“The mildewy inside of the coach, with its damp and dirty straw, its disagreeable smell, and its obscurity, was rather like a larger dog kennel. Mr. Lorry, the passenger, shaking himself out of it in chains of straw, a tangle of shaggy wrapper, flapping hat, and muddy legs, was rather like a larger sort of dog.”

“Cramped in all kinds of dun cupboards and hutches at Tellson’s, the oldest of men carried on the business gravely. When they took a young man into Tellson’s London house, they hid him somewhere till he was old. They kept him in a dark place, like a cheese, until he had the full Tellson flavour and blue-mould upon him. Then only was he permitted to be seen, spectacularly poring over large books…”

Dickens is famous for his characters. For any writers who might be struggling with character description, I’d recommend reading one of his books. Not only is he entertaining, but he tackles the “show, don’t tell” rule in a very fun way.

This year marks the 200th anniversary of his birth. Luckily, we can still laugh with and learn from people who lived hundreds of years ago.

What are some of your favorite classics? Which authors make you laugh?

A Few Favorite Books and Why I Love Them

Melk Benedictine Abbey Library

Image via Wikipedia

“The love of learning, the sequestered nooks / And all the sweet serenity of books.” – Henry Wadsworth Longfellow

“I have always imagined that paradise will be a kind of library.”  
– Jorge Luis Borges

Libraries are filled with endless possibilities. Whenever I walk into one, I wish I could read every book. Yet no matter how many books I manage to read, my list of all-time favorites has stayed pretty much the same for a while now. Here’s the list so far:

The Grapes of Wrath by John Steinbeck
Cannery Row by John Steinbeck
All the King’s Men by Robert Penn Warren
The Stand by Stephen King
Earth Abides by George R. Stewart
Contact by Carl Sagan
Ireland: A Novel by Frank Delaney
Pastwatch: The Redemption of Christopher Columbus by Orson Scott Card
The Given Day: A Novel by Dennis Lehane
A Confederacy of Dunces by John Kennedy Toole

Even though they’re fiction, I’ve learned something from all of these books. Others have been entertaining to read but it’s always a little disappointing to me if I feel like I haven’t learned anything by the end of a book, whether it’s something about a certain time period or the universe or people or even myself.

I love books that pay attention to language and the sound of language. One of the pleasures of reading is to stumble on a perfect sentence or paragraph that illuminates everything. The Grapes of Wrath and All the King’s Men are full of phrases like that. They’re masterpieces and I’m in awe of the authors every time I read those books. Cannery Row is much shorter but it’s still a masterpiece. I love the descriptions of people, from the very first paragraph on.

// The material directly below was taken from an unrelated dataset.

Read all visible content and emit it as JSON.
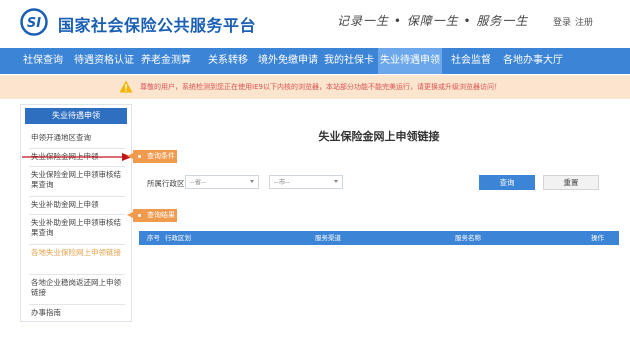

Maybe I’m a little obsessed with the apocalypse, but Earth Abides is a book that helped me learn more about myself. Different traditions or customs slip away in the post-apocalyptic world, and I was surprised at how upset I’d get whenever the characters let that happen. Then I’d catch myself and wonder why it was so upsetting. It made me realize how ingrained a culture can become. The Stand is also about the apocalypse but its greatness is more in the way the characters are described.

I love Contact for everything it says about the universe and people. Ireland: A Novel weaves history and myths into an already interesting story and the storyteller character is perfect. Pastwatch shows the effects history has on people while imagining a different world if only some events could be revisited and corrected. The Given Day: A Novel describes the time period after World War I so well that I felt like I lived through it with the characters. The descriptions of the Great Molasses Flood alone are worth the read.

People seem to either love or hate A Confederacy of Dunces. I thought it was one of the funniest books I’ve ever read. Everyone in this book is a true character and I love how they all affect each other in different ways.

What are some of your favorites and what kinds of things do you look for in a favorite book?